I am writing a C++ application which will require a block of memory (about 1000 bytes) as a temporary buffer for some text processing. The operation may be repeated up to 10,000 times a second.
Could anybody confirm that it would be more expensive to allocate the memory each time I need the buffer (i.e. new with a smart pointer, memory is deallocated when out of scope), than to have a fixed buffer and clear it (write every byte of it with a zero) every time the processing is complete?
It sounds like common sense for C++ but I just cannot find anything on the internet which confirms it.

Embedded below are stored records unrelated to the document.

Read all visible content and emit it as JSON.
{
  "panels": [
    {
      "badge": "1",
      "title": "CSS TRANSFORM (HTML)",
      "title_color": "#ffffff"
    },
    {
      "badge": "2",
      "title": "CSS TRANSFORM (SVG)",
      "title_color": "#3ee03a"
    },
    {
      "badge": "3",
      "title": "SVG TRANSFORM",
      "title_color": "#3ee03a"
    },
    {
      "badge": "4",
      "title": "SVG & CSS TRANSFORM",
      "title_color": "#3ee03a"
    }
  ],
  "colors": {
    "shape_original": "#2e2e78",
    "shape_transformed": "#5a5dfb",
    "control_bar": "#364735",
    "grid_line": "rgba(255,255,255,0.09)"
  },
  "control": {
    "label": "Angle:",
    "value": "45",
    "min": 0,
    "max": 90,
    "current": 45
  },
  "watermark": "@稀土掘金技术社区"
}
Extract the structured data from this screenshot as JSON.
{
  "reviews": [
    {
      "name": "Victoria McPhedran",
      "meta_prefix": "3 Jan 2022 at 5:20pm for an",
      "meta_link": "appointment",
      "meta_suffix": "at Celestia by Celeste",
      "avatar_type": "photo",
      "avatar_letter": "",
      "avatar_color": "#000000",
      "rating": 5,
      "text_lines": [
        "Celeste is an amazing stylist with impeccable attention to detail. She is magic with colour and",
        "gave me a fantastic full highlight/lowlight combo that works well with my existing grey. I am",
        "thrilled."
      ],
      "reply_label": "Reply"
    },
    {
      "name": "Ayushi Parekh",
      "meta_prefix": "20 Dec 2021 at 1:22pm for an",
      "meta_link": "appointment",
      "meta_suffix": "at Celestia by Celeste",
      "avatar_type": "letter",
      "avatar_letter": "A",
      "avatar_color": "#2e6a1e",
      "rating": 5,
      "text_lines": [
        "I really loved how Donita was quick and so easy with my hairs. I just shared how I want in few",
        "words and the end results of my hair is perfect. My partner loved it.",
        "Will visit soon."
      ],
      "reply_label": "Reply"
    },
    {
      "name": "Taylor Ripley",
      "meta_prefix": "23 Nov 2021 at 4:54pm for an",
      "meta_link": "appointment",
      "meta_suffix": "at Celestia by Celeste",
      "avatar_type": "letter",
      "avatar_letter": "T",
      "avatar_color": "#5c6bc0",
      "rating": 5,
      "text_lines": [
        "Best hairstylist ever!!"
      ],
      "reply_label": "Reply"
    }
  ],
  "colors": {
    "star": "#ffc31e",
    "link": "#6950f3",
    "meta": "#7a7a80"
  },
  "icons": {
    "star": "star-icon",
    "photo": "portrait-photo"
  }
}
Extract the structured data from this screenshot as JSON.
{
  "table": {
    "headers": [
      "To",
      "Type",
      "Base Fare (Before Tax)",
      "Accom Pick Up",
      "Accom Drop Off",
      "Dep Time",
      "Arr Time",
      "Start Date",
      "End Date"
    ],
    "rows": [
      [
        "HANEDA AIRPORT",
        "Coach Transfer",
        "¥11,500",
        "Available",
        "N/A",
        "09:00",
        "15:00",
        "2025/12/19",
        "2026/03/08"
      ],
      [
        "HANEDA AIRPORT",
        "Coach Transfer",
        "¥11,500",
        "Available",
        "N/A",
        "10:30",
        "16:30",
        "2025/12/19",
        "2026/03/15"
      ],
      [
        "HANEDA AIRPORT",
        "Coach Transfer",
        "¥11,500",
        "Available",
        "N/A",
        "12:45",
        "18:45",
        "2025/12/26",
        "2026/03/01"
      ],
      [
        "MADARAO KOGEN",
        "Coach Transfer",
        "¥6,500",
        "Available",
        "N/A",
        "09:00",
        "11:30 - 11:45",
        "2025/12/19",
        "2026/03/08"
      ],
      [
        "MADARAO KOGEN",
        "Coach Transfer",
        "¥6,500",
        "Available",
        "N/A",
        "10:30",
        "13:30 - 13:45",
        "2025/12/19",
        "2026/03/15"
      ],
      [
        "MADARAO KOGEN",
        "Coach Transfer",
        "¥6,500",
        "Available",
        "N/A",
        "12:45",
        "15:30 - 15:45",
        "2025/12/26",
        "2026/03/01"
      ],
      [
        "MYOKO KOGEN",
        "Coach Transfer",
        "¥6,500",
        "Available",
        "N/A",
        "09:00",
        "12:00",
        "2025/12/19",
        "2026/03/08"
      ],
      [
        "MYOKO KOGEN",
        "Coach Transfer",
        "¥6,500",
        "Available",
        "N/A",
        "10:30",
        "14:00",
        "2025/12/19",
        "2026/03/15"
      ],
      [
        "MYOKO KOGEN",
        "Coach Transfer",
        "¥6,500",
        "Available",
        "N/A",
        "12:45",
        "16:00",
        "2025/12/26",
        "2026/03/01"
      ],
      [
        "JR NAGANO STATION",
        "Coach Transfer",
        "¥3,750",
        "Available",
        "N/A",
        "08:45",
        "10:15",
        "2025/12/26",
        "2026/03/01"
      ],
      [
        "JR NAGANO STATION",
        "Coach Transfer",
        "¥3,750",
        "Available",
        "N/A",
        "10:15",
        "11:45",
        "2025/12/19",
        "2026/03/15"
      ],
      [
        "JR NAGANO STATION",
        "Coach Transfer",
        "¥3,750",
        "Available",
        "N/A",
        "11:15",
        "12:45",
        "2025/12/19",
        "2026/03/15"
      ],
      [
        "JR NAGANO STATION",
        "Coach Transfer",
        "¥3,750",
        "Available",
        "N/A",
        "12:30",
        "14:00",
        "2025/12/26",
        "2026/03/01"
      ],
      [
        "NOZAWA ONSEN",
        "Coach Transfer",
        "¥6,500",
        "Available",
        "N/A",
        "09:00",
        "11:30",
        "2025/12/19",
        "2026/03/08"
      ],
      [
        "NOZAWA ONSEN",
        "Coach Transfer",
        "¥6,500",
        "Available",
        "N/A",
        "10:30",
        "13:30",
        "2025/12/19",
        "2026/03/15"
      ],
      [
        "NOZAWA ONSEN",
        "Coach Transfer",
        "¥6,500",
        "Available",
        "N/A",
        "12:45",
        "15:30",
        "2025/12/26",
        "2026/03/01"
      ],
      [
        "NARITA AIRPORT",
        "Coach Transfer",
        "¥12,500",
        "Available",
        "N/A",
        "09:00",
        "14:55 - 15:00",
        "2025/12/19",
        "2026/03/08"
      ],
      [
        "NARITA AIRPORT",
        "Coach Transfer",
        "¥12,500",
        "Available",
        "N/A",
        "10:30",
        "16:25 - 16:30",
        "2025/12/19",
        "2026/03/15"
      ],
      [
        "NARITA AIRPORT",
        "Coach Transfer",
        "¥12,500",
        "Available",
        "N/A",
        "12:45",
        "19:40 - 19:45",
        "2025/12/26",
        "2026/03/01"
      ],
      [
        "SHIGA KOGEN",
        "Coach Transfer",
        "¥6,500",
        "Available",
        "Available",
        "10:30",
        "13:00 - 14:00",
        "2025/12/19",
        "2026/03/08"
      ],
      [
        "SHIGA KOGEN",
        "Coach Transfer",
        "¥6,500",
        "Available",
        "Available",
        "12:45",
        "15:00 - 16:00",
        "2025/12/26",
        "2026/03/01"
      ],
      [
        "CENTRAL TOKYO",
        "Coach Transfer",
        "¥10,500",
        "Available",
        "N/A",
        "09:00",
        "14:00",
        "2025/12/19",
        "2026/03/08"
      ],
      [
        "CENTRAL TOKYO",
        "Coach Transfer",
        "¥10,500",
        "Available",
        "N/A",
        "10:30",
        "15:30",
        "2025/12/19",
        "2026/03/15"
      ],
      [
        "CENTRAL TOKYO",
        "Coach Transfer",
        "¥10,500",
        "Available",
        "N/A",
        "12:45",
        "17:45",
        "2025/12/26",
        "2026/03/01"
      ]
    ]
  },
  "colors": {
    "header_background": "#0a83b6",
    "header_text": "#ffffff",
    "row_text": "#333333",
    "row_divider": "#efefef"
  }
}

Is the situation different for computer languages with automatic garbage collection facilities (e.g. Java, .net)?